▶ [Your task] Will you write out all the entries below exactly?

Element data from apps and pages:
******************************

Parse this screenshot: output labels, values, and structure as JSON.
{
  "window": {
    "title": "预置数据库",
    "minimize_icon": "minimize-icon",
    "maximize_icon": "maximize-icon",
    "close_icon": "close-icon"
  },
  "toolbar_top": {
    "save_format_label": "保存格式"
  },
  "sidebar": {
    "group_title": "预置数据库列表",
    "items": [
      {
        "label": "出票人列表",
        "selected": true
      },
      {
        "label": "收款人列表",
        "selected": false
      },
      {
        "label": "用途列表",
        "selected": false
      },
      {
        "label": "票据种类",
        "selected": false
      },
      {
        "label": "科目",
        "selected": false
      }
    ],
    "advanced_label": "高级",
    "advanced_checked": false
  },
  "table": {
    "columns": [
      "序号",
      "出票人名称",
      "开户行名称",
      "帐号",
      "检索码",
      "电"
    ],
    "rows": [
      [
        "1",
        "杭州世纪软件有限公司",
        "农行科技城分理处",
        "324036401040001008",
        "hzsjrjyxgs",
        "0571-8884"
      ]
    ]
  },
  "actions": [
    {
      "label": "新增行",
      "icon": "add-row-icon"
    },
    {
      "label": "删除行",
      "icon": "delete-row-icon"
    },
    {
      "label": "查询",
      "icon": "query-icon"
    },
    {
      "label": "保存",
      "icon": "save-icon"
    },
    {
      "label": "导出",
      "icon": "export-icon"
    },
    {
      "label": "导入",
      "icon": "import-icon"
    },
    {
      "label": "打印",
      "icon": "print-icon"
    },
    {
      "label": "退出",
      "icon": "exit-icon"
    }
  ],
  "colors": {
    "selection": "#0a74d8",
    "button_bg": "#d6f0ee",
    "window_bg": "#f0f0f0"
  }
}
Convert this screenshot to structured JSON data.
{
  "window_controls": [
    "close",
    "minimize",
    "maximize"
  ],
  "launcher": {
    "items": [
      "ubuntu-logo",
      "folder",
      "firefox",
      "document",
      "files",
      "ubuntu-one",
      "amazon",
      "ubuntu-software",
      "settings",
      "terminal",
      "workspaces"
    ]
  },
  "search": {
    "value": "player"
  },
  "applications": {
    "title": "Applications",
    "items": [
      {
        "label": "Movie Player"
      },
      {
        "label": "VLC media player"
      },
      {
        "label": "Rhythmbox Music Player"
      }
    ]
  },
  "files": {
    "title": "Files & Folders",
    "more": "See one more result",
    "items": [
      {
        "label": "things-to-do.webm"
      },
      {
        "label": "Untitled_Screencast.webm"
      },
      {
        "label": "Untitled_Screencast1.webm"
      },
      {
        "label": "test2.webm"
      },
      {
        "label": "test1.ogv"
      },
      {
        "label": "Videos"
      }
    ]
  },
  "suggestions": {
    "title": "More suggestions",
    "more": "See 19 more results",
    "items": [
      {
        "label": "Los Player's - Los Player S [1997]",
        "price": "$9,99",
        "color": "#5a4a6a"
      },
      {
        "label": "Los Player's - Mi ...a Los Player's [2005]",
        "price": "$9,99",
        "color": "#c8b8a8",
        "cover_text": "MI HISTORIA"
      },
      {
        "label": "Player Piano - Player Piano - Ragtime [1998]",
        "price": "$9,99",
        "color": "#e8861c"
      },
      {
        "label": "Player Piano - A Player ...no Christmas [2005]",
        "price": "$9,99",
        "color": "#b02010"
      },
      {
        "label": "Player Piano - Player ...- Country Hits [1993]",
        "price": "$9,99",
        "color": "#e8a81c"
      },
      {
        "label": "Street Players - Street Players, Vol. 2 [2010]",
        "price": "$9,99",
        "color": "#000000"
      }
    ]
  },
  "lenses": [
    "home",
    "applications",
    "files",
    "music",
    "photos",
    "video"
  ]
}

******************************

▶ [Answer space]
Parse this screenshot: output labels, values, and structure as JSON.
{
  "window": {
    "title": "预置数据库",
    "minimize_icon": "minimize-icon",
    "maximize_icon": "maximize-icon",
    "close_icon": "close-icon"
  },
  "toolbar_top": {
    "save_format_label": "保存格式"
  },
  "sidebar": {
    "group_title": "预置数据库列表",
    "items": [
      {
        "label": "出票人列表",
        "selected": true
      },
      {
        "label": "收款人列表",
        "selected": false
      },
      {
        "label": "用途列表",
        "selected": false
      },
      {
        "label": "票据种类",
        "selected": false
      },
      {
        "label": "科目",
        "selected": false
      }
    ],
    "advanced_label": "高级",
    "advanced_checked": false
  },
  "table": {
    "columns": [
      "序号",
      "出票人名称",
      "开户行名称",
      "帐号",
      "检索码",
      "电"
    ],
    "rows": [
      [
        "1",
        "杭州世纪软件有限公司",
        "农行科技城分理处",
        "324036401040001008",
        "hzsjrjyxgs",
        "0571-8884"
      ]
    ]
  },
  "actions": [
    {
      "label": "新增行",
      "icon": "add-row-icon"
    },
    {
      "label": "删除行",
      "icon": "delete-row-icon"
    },
    {
      "label": "查询",
      "icon": "query-icon"
    },
    {
      "label": "保存",
      "icon": "save-icon"
    },
    {
      "label": "导出",
      "icon": "export-icon"
    },
    {
      "label": "导入",
      "icon": "import-icon"
    },
    {
      "label": "打印",
      "icon": "print-icon"
    },
    {
      "label": "退出",
      "icon": "exit-icon"
    }
  ],
  "colors": {
    "selection": "#0a74d8",
    "button_bg": "#d6f0ee",
    "window_bg": "#f0f0f0"
  }
}
Convert this screenshot to structured JSON data.
{
  "window_controls": [
    "close",
    "minimize",
    "maximize"
  ],
  "launcher": {
    "items": [
      "ubuntu-logo",
      "folder",
      "firefox",
      "document",
      "files",
      "ubuntu-one",
      "amazon",
      "ubuntu-software",
      "settings",
      "terminal",
      "workspaces"
    ]
  },
  "search": {
    "value": "player"
  },
  "applications": {
    "title": "Applications",
    "items": [
      {
        "label": "Movie Player"
      },
      {
        "label": "VLC media player"
      },
      {
        "label": "Rhythmbox Music Player"
      }
    ]
  },
  "files": {
    "title": "Files & Folders",
    "more": "See one more result",
    "items": [
      {
        "label": "things-to-do.webm"
      },
      {
        "label": "Untitled_Screencast.webm"
      },
      {
        "label": "Untitled_Screencast1.webm"
      },
      {
        "label": "test2.webm"
      },
      {
        "label": "test1.ogv"
      },
      {
        "label": "Videos"
      }
    ]
  },
  "suggestions": {
    "title": "More suggestions",
    "more": "See 19 more results",
    "items": [
      {
        "label": "Los Player's - Los Player S [1997]",
        "price": "$9,99",
        "color": "#5a4a6a"
      },
      {
        "label": "Los Player's - Mi ...a Los Player's [2005]",
        "price": "$9,99",
        "color": "#c8b8a8",
        "cover_text": "MI HISTORIA"
      },
      {
        "label": "Player Piano - Player Piano - Ragtime [1998]",
        "price": "$9,99",
        "color": "#e8861c"
      },
      {
        "label": "Player Piano - A Player ...no Christmas [2005]",
        "price": "$9,99",
        "color": "#b02010"
      },
      {
        "label": "Player Piano - Player ...- Country Hits [1993]",
        "price": "$9,99",
        "color": "#e8a81c"
      },
      {
        "label": "Street Players - Street Players, Vol. 2 [2010]",
        "price": "$9,99",
        "color": "#000000"
      }
    ]
  },
  "lenses": [
    "home",
    "applications",
    "files",
    "music",
    "photos",
    "video"
  ]
}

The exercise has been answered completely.